The prequalification process involves developing a risk profile based on specific rock climbing risk factors about which the carriers are concerned.

Of course, non-rock climbing questions are considered as well, such as current health, medical history, family health history, travel habits, and criminal and motor vehicle records. But let’s take a closer look at rock climbing questions, in particular.

Common Rock Climbing Questions

Here are some of the rock climbing questions that are asked:

  1. For how many years have you been climbing?
  2. How often do you climb?
  3. In which areas do you climb?
  4. On what type of terrain do you climb?
  5. What is the maximum height to which you climb?

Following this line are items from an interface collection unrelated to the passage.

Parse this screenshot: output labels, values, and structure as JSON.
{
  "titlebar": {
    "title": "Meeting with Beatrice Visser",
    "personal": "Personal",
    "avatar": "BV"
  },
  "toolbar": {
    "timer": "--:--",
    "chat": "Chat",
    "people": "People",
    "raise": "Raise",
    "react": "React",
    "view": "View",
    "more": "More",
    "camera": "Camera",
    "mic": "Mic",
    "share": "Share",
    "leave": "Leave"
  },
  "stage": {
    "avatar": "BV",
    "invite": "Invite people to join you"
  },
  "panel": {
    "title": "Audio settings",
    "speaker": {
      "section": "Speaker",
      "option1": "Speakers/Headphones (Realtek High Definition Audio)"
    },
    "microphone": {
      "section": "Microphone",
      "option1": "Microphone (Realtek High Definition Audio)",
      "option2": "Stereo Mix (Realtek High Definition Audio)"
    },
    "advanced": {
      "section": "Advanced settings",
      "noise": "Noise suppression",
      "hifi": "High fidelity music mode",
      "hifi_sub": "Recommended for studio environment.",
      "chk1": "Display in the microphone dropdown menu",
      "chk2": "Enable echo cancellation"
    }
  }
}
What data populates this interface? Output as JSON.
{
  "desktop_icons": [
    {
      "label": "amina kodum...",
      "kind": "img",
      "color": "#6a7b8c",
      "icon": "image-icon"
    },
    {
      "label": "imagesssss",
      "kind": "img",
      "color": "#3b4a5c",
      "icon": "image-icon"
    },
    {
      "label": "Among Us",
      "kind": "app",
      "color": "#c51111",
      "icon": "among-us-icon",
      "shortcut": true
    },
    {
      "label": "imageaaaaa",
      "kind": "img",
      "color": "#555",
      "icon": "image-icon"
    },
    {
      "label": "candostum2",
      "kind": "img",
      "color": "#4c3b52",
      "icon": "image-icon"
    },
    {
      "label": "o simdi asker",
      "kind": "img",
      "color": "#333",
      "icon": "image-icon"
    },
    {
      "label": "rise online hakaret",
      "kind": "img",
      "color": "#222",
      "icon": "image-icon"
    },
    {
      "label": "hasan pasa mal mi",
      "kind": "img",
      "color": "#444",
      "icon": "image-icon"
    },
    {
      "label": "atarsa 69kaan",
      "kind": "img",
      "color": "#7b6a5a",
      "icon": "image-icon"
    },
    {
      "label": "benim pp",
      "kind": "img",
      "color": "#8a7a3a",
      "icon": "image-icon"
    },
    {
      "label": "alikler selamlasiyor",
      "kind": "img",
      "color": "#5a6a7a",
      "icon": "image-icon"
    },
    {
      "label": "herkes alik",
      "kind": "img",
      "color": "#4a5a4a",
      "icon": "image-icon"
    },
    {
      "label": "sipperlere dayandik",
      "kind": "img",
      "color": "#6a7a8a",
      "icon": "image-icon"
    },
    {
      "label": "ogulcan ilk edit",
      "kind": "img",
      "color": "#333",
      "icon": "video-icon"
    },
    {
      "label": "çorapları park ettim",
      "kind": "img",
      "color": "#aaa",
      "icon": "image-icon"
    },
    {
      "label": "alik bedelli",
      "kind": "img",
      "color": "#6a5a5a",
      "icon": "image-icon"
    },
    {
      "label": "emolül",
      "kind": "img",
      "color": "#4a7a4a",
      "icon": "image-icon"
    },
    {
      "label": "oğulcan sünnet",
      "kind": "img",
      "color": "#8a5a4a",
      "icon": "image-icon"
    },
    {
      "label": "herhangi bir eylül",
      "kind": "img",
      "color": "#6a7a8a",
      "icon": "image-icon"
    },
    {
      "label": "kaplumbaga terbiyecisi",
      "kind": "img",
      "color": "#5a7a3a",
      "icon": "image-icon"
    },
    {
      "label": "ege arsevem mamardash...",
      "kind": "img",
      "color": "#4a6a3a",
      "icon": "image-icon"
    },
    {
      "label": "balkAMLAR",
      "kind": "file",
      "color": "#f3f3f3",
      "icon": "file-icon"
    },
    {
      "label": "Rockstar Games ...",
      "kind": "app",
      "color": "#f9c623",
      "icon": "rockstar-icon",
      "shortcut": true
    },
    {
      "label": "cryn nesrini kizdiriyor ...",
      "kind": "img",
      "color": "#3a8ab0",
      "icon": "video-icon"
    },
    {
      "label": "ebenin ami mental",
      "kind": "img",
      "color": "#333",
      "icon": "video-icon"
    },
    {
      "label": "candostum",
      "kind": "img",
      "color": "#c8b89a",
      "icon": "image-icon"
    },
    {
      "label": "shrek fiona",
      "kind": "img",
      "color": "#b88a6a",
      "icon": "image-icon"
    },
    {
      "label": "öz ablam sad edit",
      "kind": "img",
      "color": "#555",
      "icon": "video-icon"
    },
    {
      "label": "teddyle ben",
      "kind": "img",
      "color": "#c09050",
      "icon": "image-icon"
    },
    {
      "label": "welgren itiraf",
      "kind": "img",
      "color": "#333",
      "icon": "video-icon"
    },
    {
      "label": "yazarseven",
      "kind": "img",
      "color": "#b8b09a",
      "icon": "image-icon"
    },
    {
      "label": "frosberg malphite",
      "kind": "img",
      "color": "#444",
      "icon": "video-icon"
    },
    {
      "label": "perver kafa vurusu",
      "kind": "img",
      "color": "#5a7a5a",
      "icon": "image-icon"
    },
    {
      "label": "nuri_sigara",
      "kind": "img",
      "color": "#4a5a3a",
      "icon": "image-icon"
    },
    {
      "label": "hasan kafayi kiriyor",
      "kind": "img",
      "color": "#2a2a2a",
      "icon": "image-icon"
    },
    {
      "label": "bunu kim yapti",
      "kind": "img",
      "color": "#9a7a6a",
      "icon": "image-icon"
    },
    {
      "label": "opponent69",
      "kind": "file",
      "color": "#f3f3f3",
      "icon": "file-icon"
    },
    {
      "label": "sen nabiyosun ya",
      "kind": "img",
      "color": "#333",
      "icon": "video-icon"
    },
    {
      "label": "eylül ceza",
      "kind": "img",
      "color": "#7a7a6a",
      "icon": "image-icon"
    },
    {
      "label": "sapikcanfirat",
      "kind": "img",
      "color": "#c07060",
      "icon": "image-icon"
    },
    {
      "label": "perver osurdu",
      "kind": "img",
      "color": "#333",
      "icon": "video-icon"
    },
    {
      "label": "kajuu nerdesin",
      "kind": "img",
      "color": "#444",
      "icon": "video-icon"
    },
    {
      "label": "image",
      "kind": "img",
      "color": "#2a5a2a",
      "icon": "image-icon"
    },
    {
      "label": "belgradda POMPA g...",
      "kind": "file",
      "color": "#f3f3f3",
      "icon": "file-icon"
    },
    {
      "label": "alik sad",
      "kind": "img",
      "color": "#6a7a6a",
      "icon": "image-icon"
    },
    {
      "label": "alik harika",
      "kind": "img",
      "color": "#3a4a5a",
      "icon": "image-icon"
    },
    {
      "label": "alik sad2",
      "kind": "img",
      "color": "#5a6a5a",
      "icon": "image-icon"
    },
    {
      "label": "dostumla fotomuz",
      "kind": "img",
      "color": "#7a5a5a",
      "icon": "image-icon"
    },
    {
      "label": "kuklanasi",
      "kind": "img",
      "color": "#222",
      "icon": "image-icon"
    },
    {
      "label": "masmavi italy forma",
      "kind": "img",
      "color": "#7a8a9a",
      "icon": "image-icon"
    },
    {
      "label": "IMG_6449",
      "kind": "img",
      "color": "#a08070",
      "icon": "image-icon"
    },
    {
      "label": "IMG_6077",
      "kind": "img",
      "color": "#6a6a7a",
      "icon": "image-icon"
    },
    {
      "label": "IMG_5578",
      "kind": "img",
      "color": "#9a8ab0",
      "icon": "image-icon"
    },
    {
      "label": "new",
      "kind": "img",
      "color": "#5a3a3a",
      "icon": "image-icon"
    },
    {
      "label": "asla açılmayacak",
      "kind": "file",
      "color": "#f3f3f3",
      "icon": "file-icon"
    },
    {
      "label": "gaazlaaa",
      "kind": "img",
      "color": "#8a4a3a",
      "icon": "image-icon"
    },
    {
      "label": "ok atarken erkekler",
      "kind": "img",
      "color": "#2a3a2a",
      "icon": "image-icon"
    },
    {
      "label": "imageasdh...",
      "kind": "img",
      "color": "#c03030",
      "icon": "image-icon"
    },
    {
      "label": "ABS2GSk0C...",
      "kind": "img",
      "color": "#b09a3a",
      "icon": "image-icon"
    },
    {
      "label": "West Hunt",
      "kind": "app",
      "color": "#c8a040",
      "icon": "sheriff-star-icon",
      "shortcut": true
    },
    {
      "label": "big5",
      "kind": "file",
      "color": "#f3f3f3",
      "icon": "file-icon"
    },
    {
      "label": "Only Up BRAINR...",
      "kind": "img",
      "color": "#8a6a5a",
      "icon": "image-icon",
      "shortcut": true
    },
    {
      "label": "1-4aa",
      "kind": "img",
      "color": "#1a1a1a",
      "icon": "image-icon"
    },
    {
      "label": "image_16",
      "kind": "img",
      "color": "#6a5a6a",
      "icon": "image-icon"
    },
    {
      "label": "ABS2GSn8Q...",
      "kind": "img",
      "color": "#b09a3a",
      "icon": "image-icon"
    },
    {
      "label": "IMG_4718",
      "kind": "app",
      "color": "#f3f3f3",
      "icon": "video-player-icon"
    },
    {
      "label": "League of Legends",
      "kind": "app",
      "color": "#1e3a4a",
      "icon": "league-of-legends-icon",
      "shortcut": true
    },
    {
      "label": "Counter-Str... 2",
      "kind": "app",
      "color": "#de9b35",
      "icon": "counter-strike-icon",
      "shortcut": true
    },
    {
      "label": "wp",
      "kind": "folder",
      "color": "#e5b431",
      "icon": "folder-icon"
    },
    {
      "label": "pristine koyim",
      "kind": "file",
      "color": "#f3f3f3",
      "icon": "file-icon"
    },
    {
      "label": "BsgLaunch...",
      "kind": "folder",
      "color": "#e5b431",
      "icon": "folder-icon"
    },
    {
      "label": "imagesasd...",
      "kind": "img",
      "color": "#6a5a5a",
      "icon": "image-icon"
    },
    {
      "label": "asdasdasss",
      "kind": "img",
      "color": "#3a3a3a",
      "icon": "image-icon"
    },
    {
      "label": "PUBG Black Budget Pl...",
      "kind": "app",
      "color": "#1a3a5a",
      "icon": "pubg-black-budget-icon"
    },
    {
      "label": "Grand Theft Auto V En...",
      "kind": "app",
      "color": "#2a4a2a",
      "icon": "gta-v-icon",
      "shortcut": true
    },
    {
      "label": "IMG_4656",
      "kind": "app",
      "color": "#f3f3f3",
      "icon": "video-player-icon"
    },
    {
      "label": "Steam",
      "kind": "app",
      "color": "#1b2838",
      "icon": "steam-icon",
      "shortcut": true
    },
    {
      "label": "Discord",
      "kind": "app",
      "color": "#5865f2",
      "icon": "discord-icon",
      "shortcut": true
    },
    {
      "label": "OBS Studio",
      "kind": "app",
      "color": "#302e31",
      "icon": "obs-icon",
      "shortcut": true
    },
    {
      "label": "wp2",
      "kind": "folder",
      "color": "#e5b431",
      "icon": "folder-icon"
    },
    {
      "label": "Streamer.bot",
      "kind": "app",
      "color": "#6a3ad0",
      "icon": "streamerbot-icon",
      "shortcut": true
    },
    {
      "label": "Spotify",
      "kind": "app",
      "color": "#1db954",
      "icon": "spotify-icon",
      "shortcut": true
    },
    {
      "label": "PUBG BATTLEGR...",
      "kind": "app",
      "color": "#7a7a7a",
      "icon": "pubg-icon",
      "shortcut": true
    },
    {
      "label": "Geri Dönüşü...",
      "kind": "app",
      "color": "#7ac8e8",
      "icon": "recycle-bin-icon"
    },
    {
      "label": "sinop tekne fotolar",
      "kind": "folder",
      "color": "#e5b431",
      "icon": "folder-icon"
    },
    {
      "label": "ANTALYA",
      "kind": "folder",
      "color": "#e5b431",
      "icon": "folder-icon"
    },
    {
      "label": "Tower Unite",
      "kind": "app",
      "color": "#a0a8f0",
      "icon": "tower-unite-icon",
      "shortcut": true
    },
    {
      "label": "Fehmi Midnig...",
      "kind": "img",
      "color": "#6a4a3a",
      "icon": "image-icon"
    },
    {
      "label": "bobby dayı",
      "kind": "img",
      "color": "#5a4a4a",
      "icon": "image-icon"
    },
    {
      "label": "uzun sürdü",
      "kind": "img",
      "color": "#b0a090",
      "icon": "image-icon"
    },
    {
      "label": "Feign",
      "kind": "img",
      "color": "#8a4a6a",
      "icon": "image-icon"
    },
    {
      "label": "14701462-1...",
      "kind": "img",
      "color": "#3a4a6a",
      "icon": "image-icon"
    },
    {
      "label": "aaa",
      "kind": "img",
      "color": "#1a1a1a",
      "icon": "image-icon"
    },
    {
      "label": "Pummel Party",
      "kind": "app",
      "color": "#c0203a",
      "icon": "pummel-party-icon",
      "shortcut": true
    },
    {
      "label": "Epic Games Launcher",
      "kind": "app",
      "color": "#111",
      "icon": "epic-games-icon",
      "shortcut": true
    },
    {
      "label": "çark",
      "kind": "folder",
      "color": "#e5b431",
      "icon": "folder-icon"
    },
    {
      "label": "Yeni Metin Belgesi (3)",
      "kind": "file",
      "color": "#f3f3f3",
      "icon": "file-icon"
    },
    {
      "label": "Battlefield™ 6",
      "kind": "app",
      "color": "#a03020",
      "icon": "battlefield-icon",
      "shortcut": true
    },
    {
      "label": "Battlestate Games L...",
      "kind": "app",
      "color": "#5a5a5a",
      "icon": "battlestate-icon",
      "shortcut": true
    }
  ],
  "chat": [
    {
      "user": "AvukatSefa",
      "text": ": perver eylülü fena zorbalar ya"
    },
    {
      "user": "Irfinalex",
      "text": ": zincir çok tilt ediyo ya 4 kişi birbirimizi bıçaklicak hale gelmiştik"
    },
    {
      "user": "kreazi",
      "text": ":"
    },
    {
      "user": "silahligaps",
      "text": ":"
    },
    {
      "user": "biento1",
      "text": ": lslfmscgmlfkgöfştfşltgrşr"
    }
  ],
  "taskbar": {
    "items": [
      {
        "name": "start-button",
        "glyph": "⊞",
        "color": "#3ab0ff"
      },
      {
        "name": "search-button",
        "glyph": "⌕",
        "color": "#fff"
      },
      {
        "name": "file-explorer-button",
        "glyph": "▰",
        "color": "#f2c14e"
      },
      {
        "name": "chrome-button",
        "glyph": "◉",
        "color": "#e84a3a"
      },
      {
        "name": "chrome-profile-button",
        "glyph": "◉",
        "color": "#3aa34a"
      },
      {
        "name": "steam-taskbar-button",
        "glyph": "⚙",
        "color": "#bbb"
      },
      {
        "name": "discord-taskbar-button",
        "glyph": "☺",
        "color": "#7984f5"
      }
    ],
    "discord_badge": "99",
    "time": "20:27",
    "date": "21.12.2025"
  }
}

From these questions, the underwriter seeks to understand the individual’s unique rock climbing risk factors, in order to most accurately assess that individual’s risk and to offer the lowest premium available.

After all, the underwriter wants your business and wants to offer his company’s most competitive price that matches your circumstances.

What if my broker doesn’t ask rock climbing questions?

If your broker has not asked you these rock climbing questions, then your unique circumstances aren’t being considered by the underwriter.

This could work against you, as the underwriter will blindly lump you together with a higher risk group of rock climbers. This translates into a higher premium for you, called a rating.

This is not the fault of the underwriter. Remember, the underwriter is acting responsibly on behalf of his company, as he’s safeguarding his company from the unknown financial risk.

If your broker isn’t asking you these rock climbing questions, then you should seek a second opinion from another broker.

How should I answer rock climbing questions?

In one word — honestly.

We advise all our clients to be open and honest about their activities. If you try to hide an activity from the insurer, then you are jeopardizing your beneficiary’s future security.

For example, let’s say we unfortunately lost you within the first two years of your policy. And let’s say it wasn’t even a rock climbing accident, but something completely unrelated such as a drunk driving accident that wasn’t even your fault. The cause of death will not prevent the insurance company from conducting an investigation before paying the claim.

The insurance investigators commonly speak to surviving family members, friends, and coworkers. You can count on them asking about hobbies and other activities. And you can count on some coworker or friend innocently and truthfully answering.

If you didn’t fully reveal your rock climbing activities on your application, then the insurer is within its rights to refuse the claim. You’ve just thrown away your beneficiary’s financial security. Please, don’t do it.